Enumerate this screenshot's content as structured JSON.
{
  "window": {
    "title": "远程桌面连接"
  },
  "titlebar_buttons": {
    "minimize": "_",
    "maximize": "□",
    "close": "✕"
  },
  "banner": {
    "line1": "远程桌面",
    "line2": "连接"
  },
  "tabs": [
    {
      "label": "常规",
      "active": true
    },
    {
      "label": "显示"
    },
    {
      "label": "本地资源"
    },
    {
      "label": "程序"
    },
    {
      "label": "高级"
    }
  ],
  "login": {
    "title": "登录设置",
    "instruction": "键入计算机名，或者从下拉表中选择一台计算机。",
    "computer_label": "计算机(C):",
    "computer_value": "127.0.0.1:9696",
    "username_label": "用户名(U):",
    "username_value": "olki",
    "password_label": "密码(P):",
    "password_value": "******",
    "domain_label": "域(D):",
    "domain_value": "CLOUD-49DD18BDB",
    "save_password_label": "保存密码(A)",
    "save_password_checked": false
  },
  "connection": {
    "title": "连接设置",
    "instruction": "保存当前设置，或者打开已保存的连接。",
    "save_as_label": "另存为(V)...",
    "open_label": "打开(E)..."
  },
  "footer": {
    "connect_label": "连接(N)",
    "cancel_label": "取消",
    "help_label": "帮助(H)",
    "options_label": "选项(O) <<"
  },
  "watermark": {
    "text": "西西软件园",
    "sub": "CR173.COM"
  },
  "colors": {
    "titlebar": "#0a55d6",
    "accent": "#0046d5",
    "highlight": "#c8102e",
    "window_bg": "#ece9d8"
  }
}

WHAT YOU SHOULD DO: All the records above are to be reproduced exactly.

SOLUTION FOR THIS EXERCISE:
Enumerate this screenshot's content as structured JSON.
{
  "window": {
    "title": "远程桌面连接"
  },
  "titlebar_buttons": {
    "minimize": "_",
    "maximize": "□",
    "close": "✕"
  },
  "banner": {
    "line1": "远程桌面",
    "line2": "连接"
  },
  "tabs": [
    {
      "label": "常规",
      "active": true
    },
    {
      "label": "显示"
    },
    {
      "label": "本地资源"
    },
    {
      "label": "程序"
    },
    {
      "label": "高级"
    }
  ],
  "login": {
    "title": "登录设置",
    "instruction": "键入计算机名，或者从下拉表中选择一台计算机。",
    "computer_label": "计算机(C):",
    "computer_value": "127.0.0.1:9696",
    "username_label": "用户名(U):",
    "username_value": "olki",
    "password_label": "密码(P):",
    "password_value": "******",
    "domain_label": "域(D):",
    "domain_value": "CLOUD-49DD18BDB",
    "save_password_label": "保存密码(A)",
    "save_password_checked": false
  },
  "connection": {
    "title": "连接设置",
    "instruction": "保存当前设置，或者打开已保存的连接。",
    "save_as_label": "另存为(V)...",
    "open_label": "打开(E)..."
  },
  "footer": {
    "connect_label": "连接(N)",
    "cancel_label": "取消",
    "help_label": "帮助(H)",
    "options_label": "选项(O) <<"
  },
  "watermark": {
    "text": "西西软件园",
    "sub": "CR173.COM"
  },
  "colors": {
    "titlebar": "#0a55d6",
    "accent": "#0046d5",
    "highlight": "#c8102e",
    "window_bg": "#ece9d8"
  }
}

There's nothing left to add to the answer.